BabyGlimpse is one of the latest examples of a growing direct-to-consumer genetic testing industry aimed at new, expecting, and aspiring parents. Some, like BabyGlimpse, rely on a combination of each partner’s DNA. Others, like Orig3n’s Child Development test, collect spit or cheek swabs from the new kiddos themselves, and then work with labs to sequence, analyze, and interpret that genetic information. The companies behind these tests say they’re mostly for entertainment, and for educating folks about how genetics work. But doctors and public health officials have concerns that they might, in fact, do the opposite.

“At this point in time, in 2018, consumers should approach these tests with caution,” says Muin Khoury, the director of the Office of Public Health Genomics at the Centers for Disease Control and Prevention. His five-person team tries to help people understand how to use genomics appropriately to improve public health. They currently designate direct-to-consumer tests with a “tier 3” classification, meaning that “there is no evidence for clinical validity or utility of such applications in healthy individuals.”

Khoury says personal genomic testing isn’t harming anyone, but it’s also not conferring any real health benefits. “And we still don’t understand very well the unintended consequences of labeling people,” he says. “Once you think you know certain information, it’ll affect how you think about your baby for life.”

Some things, like knowing about lactose intolerance and peanut allergies from an early age, could certainly make for happier and healthier outcomes.
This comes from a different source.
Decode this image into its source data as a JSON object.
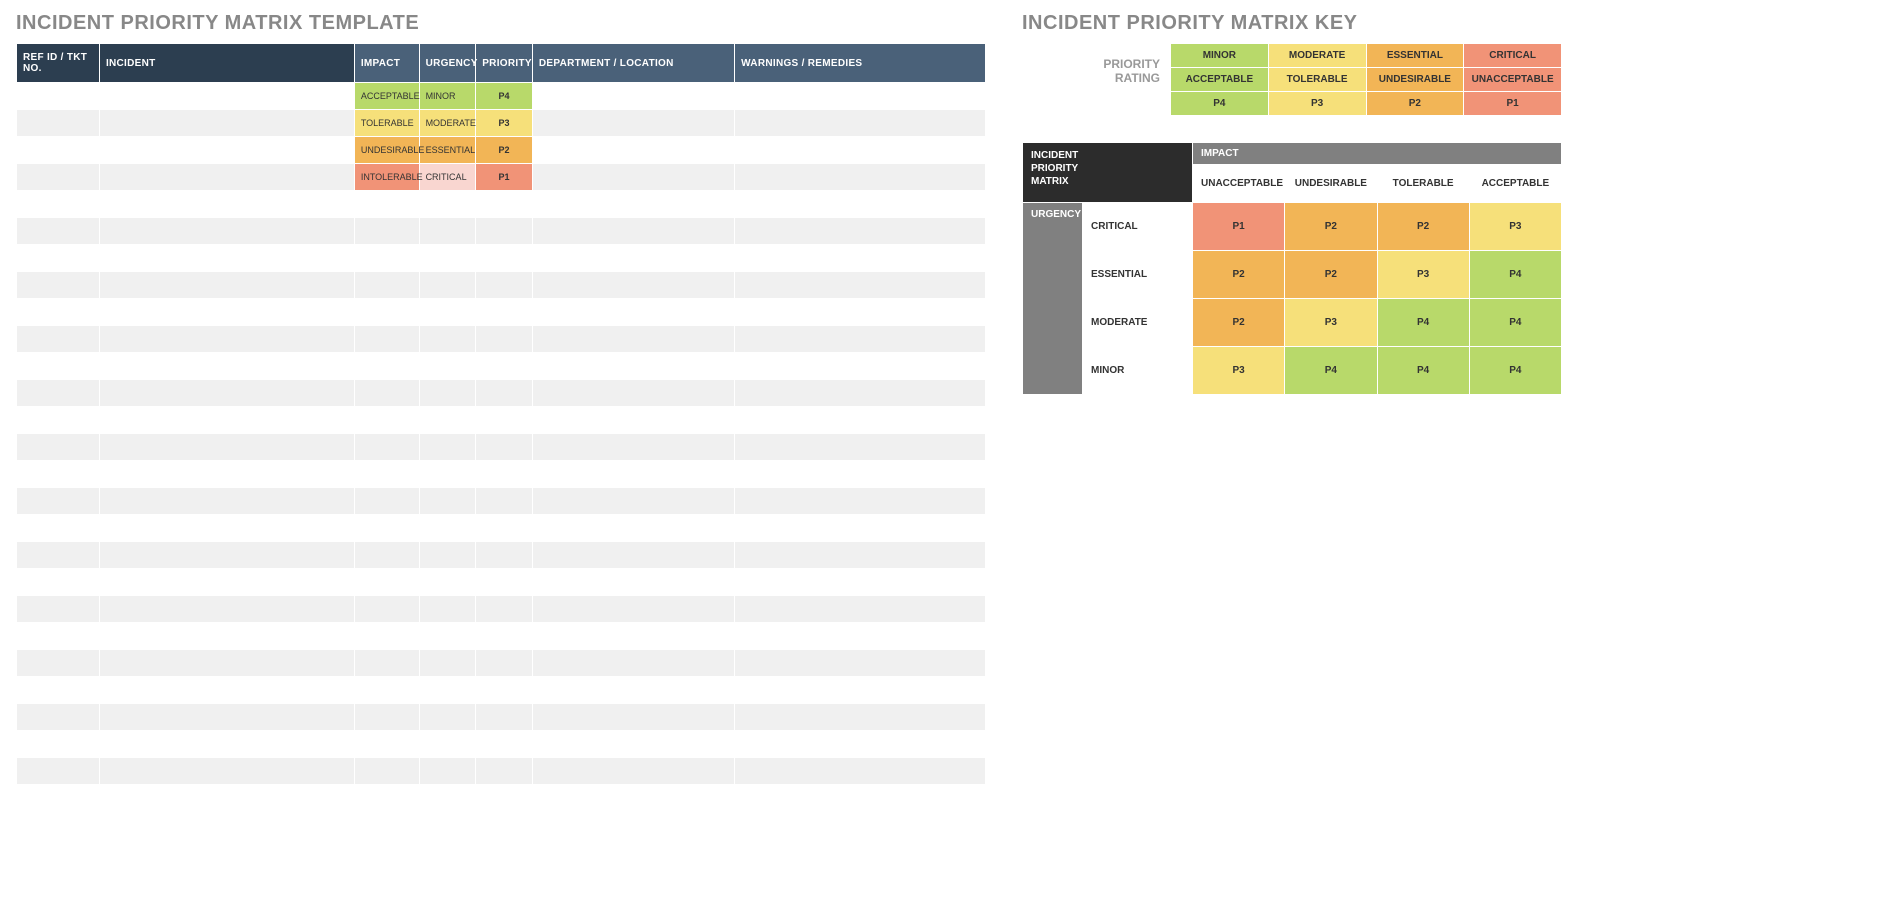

But what about traits like math ability, noise pattern and music learning, and bone strength, which Orig3n claims to be able to tell you something about? The fallout could be subtle, but insidious. Maybe you discourage your kid from playing sports because Orig3n told you she was among the 30 percent of the population with weaker than average bones. Or you don’t give them a hard time about their sub-par math scores. Instead of telling them they can be whatever they want to be, you tell them they can be whatever they want to be, within genetic constraints.


The company gives you percentages, which is as much certainty as the science will allow, but the reality of genetics in the wild is more complicated still. Humans are born with two copies of every gene; one from each parent. The two different versions of each gene combine and interact to make a totally unique genome. Some traits, like eye color, are controlled by only a handful of genes. Others, like height, are likely influenced by thousands. HumanCode and Orig3n use machine learning models trained on a mix of publicly available genomes and proprietary data to come up with what’s called polygenic risk scores for each trait. Basically, a predicted likelihood that your kid will be taller than six feet, say, or be bad at math.

But the thing about these kinds of genes is that they’re not deterministic. (Unlike genetic diseases such as cystic fibrosis, which are clearly linked to changes in a single gene.) What you eat, where you live, what kind of an education you get—all of these things have as much, if not more, of an impact than your DNA. That’s not to say there isn’t strong evidence that certain genetic variants are associated with specific traits. But genes alone can’t predict how tall you’ll grow or how good you’ll be at long division.

Non-geneticists tend not to think too hard about these distinctions. “I think consumers are going to have to learn to differentiate between products that are scientifically rigorous and truly health-related and products that are the genetic equivalent of skin cream for wrinkles, and that’s a big lift,” says Robert Green, who studies direct-to-consumer genetic testing at Brigham and Women’s Hospital. “Genetics is novel and poorly understood and we haven’t yet immunized ourselves against these exaggerated claims. These companies are using our respect for the science of genetics to do an end-run around common sense.”

There may be a day in the future where common sense (and science) dictate that every infant get their genes sequenced upon birth. But until then, maybe save your money and get to know your baby the old-fashioned way, with time.

Read more: https://www.wired.com/story/will-your-baby-like-cilantro-these-genetic-tests-say-they-can-tell/